Requirement:
Filtering the records below, copy only those lines that include the word "badge".

(Task material begins)

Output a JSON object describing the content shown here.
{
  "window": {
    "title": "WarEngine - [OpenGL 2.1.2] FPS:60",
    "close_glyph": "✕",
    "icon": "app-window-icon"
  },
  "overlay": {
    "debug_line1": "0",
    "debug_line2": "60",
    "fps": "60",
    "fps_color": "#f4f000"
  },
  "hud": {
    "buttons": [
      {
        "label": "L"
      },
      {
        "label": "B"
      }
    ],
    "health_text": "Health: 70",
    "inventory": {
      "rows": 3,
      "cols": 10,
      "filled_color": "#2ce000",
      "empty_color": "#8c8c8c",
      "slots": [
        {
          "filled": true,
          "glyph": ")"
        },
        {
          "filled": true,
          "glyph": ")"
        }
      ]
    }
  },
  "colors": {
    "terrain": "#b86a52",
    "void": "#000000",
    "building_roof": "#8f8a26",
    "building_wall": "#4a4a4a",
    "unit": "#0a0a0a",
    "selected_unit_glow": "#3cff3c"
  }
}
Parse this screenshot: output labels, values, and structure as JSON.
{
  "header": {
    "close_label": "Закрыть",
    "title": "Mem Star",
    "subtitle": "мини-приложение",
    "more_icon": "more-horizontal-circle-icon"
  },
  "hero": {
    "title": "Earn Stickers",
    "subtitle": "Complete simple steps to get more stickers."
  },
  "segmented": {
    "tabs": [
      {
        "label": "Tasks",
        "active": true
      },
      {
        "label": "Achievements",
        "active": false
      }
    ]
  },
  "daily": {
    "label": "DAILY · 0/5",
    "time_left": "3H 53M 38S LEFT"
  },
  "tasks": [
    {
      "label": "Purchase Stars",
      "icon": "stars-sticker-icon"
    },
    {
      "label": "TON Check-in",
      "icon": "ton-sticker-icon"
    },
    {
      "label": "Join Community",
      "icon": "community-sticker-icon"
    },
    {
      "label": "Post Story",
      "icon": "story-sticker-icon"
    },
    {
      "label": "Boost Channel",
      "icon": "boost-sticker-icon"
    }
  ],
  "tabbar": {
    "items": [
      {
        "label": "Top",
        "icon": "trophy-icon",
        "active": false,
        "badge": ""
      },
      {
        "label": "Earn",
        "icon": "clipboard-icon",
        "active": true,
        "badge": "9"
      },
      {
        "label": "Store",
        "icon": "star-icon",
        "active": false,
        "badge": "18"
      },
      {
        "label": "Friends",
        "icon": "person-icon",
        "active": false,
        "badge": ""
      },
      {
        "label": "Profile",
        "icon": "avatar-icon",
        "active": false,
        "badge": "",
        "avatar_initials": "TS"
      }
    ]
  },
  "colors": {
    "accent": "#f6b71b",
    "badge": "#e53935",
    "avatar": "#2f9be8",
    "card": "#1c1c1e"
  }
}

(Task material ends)

Answer box:
        "badge": ""
        "badge": "9"
        "badge": "18"
        "badge": ""
        "badge": "",
    "badge": "#e53935",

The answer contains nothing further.